> [Your task] Skip the images and copy each record exactly as written.
Input for this task below:
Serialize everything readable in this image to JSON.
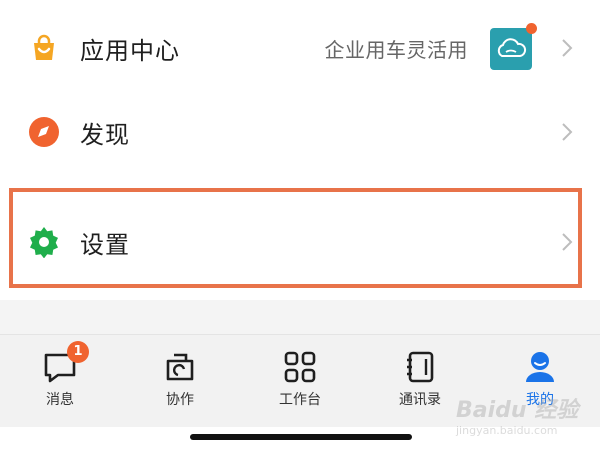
{
  "menu": {
    "items": [
      {
        "label": "应用中心",
        "extra": "企业用车灵活用",
        "icon": "shopping-bag-icon",
        "color": "#f5a623"
      },
      {
        "label": "发现",
        "icon": "compass-icon",
        "color": "#f0632f"
      },
      {
        "label": "设置",
        "icon": "gear-icon",
        "color": "#1fae4b"
      }
    ]
  },
  "highlight_color": "#e8734a",
  "tabbar": {
    "tabs": [
      {
        "label": "消息",
        "icon": "message-icon",
        "badge": "1"
      },
      {
        "label": "协作",
        "icon": "collaboration-icon"
      },
      {
        "label": "工作台",
        "icon": "grid-icon"
      },
      {
        "label": "通讯录",
        "icon": "contacts-icon"
      },
      {
        "label": "我的",
        "icon": "profile-icon",
        "active": true
      }
    ]
  },
  "watermark": {
    "text": "Baidu 经验",
    "subtext": "jingyan.baidu.com"
  }
}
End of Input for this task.
> [Your solution]
Serialize everything readable in this image to JSON.
{
  "menu": {
    "items": [
      {
        "label": "应用中心",
        "extra": "企业用车灵活用",
        "icon": "shopping-bag-icon",
        "color": "#f5a623"
      },
      {
        "label": "发现",
        "icon": "compass-icon",
        "color": "#f0632f"
      },
      {
        "label": "设置",
        "icon": "gear-icon",
        "color": "#1fae4b"
      }
    ]
  },
  "highlight_color": "#e8734a",
  "tabbar": {
    "tabs": [
      {
        "label": "消息",
        "icon": "message-icon",
        "badge": "1"
      },
      {
        "label": "协作",
        "icon": "collaboration-icon"
      },
      {
        "label": "工作台",
        "icon": "grid-icon"
      },
      {
        "label": "通讯录",
        "icon": "contacts-icon"
      },
      {
        "label": "我的",
        "icon": "profile-icon",
        "active": true
      }
    ]
  },
  "watermark": {
    "text": "Baidu 经验",
    "subtext": "jingyan.baidu.com"
  }
}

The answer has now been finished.